Migration Challenge

©Rodi Said/REUTERS

“European leaders must stand before history in dealing with this humanitarian tragedy. They have the experience and the capacity to respond to this emergency and chart the path for a long-term solution,” said OECD Secretary-General Angel Gurría in a statement on a French-German refugee initiative issued Friday 4 September.

Refugees form a specific type of migration, and the current wave comes at a time when public attention has been focused on migration more broadly, including economic migration.

In general, heated debates about migration are often tainted by clichés: that immigrants steal jobs or free ride on social benefits, for instance, or that they are a cost to society. As Special Representative of the UN Secretary General for Migration Peter Sutherland points out, people in most developed countries believe that there are three times as many immigrants residing in their country as there really are.

Yet, immigrants bring clear benefits to destination countries, OECD research finds. “In terms of employment, countries that are home to larger proportions of immigrants tend to have better outcomes”, OECD expert Thomas Liebig writes, arguing that immigrants represent a net benefit to their country of destination. Migrants pay taxes, invest and bring innovation, while their savings lodged in host countries total nearly €400 billion today.

The picture is not all rosy, however, particularly for the children of immigrants who suffer discrimination and poor job prospects. Some do well, such as a Syrian refugee who made headlines in France by scoring highly in the French Baccalaureate after just three years in the country. But  more widely in EU countries, one in five children of immigrants feels discriminated against, and even when they find a job, they are often more overqualified than their native peers, according to Indicators of Immigrant Integration 2015: Settling In.

 

Are migrants settling in?*

Always a hot topic, integration of immigrants is high on the policy agenda in many countries and one of the main issues of concern for public opinion. Yet, the discussion is shaped by plenty of misunderstandings and misrepresentations – a regular feature of the migration debate. Against such a backdrop, there’s never been a greater need to get to the facts – to inform public debate and to guide sensible policymaking.

A step forward in helping that to happen comes in a new report from the OECD and the European Union, Indicators of Immigrant Integration 2015: Settling In. The report offers the first broad set of international comparisons of how well migrants and their children are “settling in” across all EU and OECD countries – a key issue, and not just for immigrants. When immigrants integrate successfully, it greatly increases their potential to contribute to the economy and society of their adopted homes. And their integration is a precondition for the acceptance of further immigration by the host country society.

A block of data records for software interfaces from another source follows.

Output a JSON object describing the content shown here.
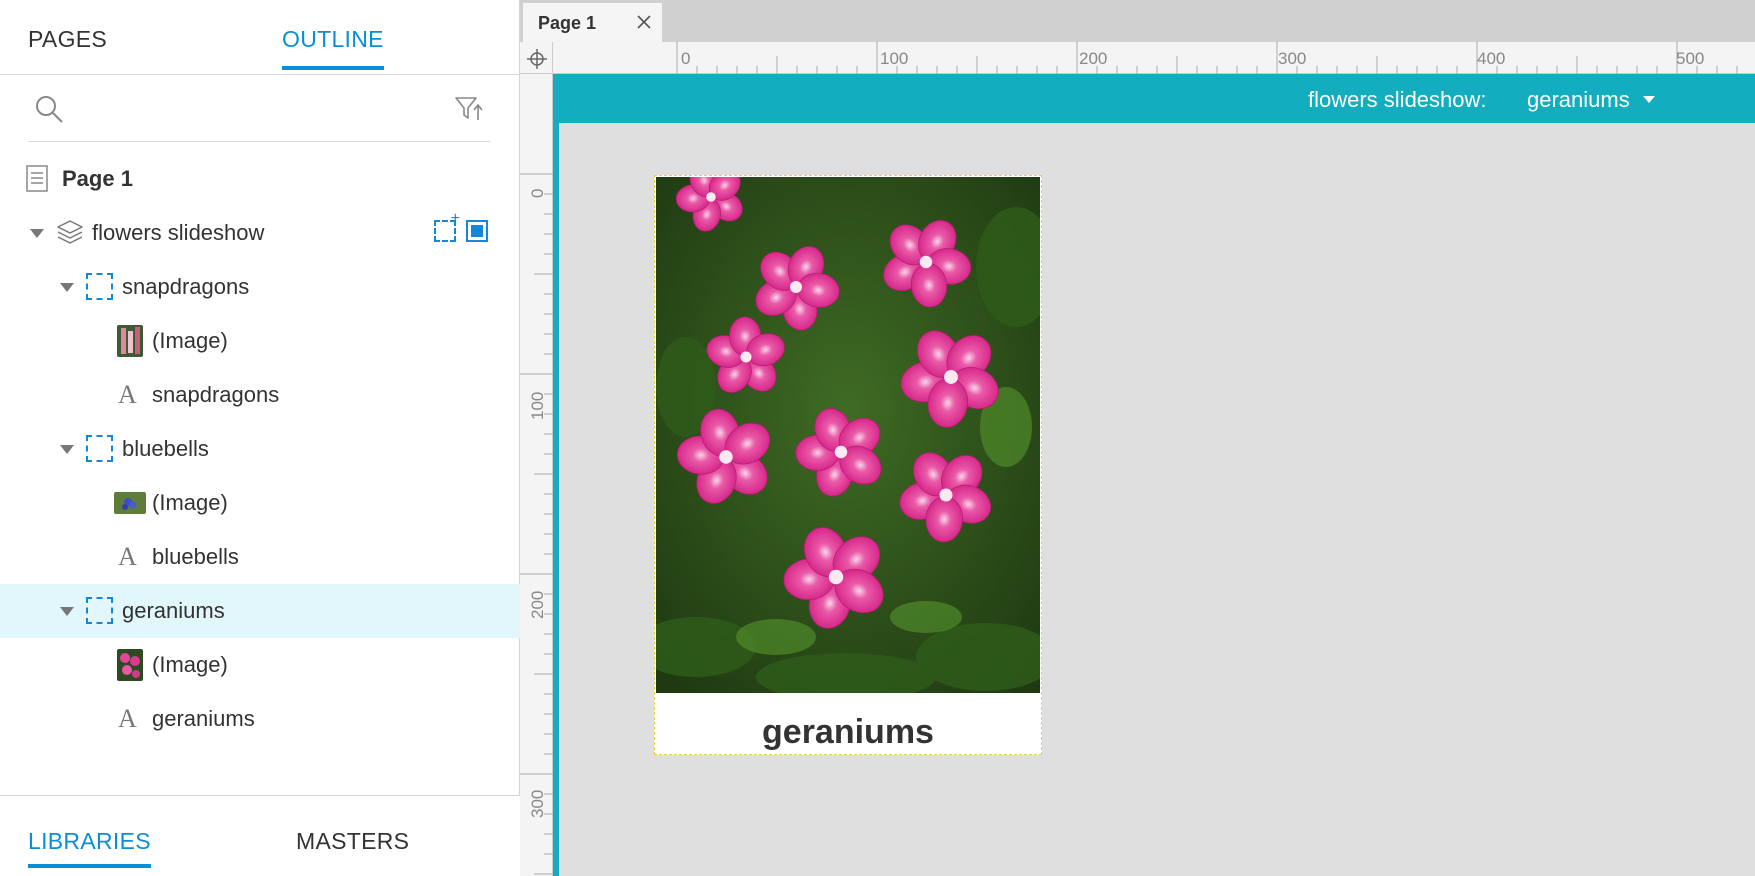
{
  "left_panel": {
    "tabs": {
      "pages": "PAGES",
      "outline": "OUTLINE"
    },
    "tree": {
      "page": "Page 1",
      "panel": "flowers slideshow",
      "states": [
        {
          "label": "snapdragons",
          "image": "(Image)",
          "text": "snapdragons"
        },
        {
          "label": "bluebells",
          "image": "(Image)",
          "text": "bluebells"
        },
        {
          "label": "geraniums",
          "image": "(Image)",
          "text": "geraniums"
        }
      ]
    },
    "bottom_tabs": {
      "libraries": "LIBRARIES",
      "masters": "MASTERS"
    }
  },
  "canvas": {
    "doc_tab": "Page 1",
    "ruler": {
      "horizontal_labels": [
        "0",
        "100",
        "200",
        "300",
        "400",
        "500"
      ],
      "vertical_labels": [
        "0",
        "100",
        "200",
        "300"
      ]
    },
    "dynamic_panel": {
      "label": "flowers slideshow:",
      "state": "geraniums"
    },
    "widget_caption": "geraniums"
  },
  "colors": {
    "accent": "#0a8fd6",
    "teal": "#12aebf",
    "selected_row": "#e2f7fb",
    "state_icon": "#1587d8"
  }
}
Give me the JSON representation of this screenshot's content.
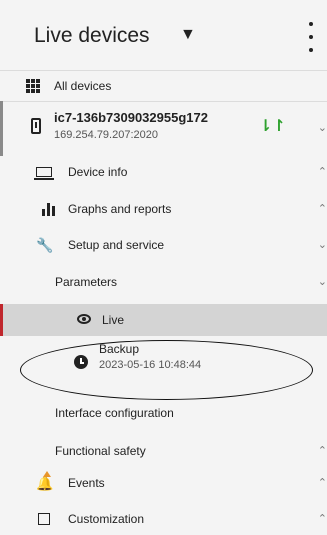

So what do the numbers show? Continue reading

Copyright © 2017. All Rights Reserved.